Obama Continues to Play Hispanics on Immigration Issue
Immigration reform is always an afterthought with this president, and only tends to come to mind when Obama finds himself addressing a Latino group and looking for dependable applause lines.
November 2, 2010 - 12:00 am
President Obama recently inflamed passions on both sides of the immigration debate with a pre-election day appearance on the Univision radio show hosted by the enormously popular Eddie “El Piolin” Sotelo.
At one point, Sotelo questioned Obama’s commitment to immigration reform and offered that as a possible explanation for why the president hasn’t kept his promise to make it a top priority in his administration. The president took the easy way out and simply returned to the Democratic playbook of blaming the GOP. Obama tried to convince the show’s listeners that, even though Democrats control both houses in Congress (for now), they are nonetheless powerless to move the needle on immigration reform without the support of Republicans.
That’s ridiculous. Democrats have the capability to do much more than they’ve done, but the reason they won’t do more is because passing immigration reform as it is commonly discussed — i.e., with a guest worker component — is unacceptable to a powerful constituency that Democrats won’t challenge under any circumstance: organized labor.
Besides, if Obama wants to tell the story of the immigration reform debate, he should at least tell it right. He seems to have forgotten that, while serving in the Senate during the 2006 debate over immigration reform, he himself proposed “poison pill” amendments intended to kill bipartisan legislation.
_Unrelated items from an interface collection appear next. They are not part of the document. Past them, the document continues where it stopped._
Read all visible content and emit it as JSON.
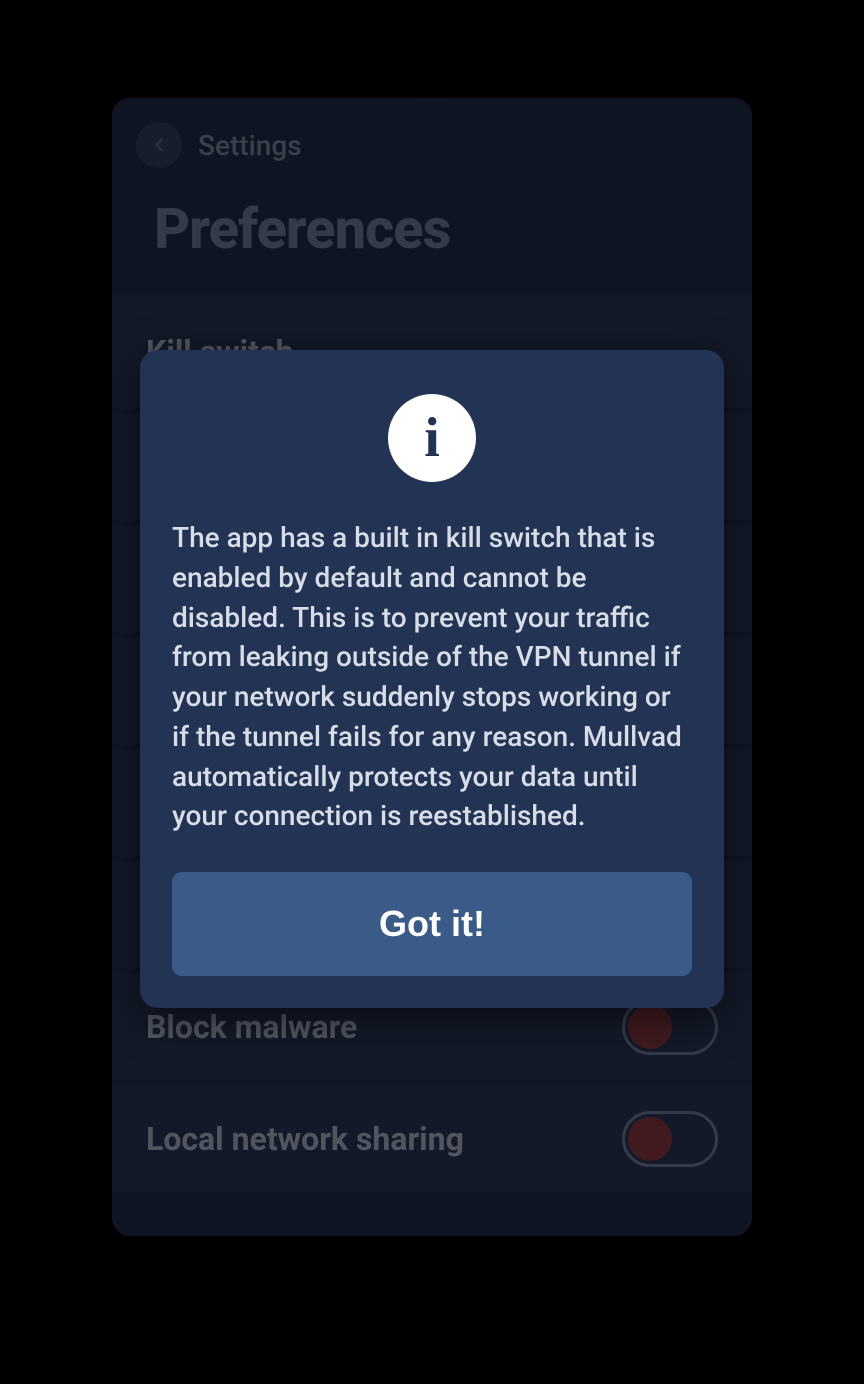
{
  "header": {
    "back_label": "Settings",
    "title": "Preferences"
  },
  "rows": {
    "kill_switch": "Kill switch",
    "block_malware": "Block malware",
    "local_network_sharing": "Local network sharing"
  },
  "modal": {
    "text": "The app has a built in kill switch that is enabled by default and cannot be disabled. This is to prevent your traffic from leaking outside of the VPN tunnel if your network suddenly stops working or if the tunnel fails for any reason. Mullvad automatically protects your data until your connection is reestablished.",
    "button": "Got it!"
  }
}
The following year, the Senate debated the exceptionally well-crafted Comprehensive Immigration Reform Act of 2007. One of the chief architects of the bill was Sen. Jon Kyl, R-AZ, and the legislation had a half dozen Republican sponsors. During the debate, Sen. David Vitter, R-LA, proposed an amendment that would have stripped away the language calling for illegal immigrants to be given visas so they could remain in the country legally. That amendment was defeated by a vote of 29 to 66; those casting the “no” votes included 26 Republicans.
Still, in the world according to Obama, the GOP is always to blame. And it’s up to Latino voters to, as he told Sotelo, punish their enemies and reward their friends.
But luckily, the host didn’t let Obama pass the buck to the GOP. Sotelo reminded the president that he was able to pass health care reform because he put his shoulder to the wheel and made it happen. Why can’t Obama do that with immigration reform, Sotelo wanted to know.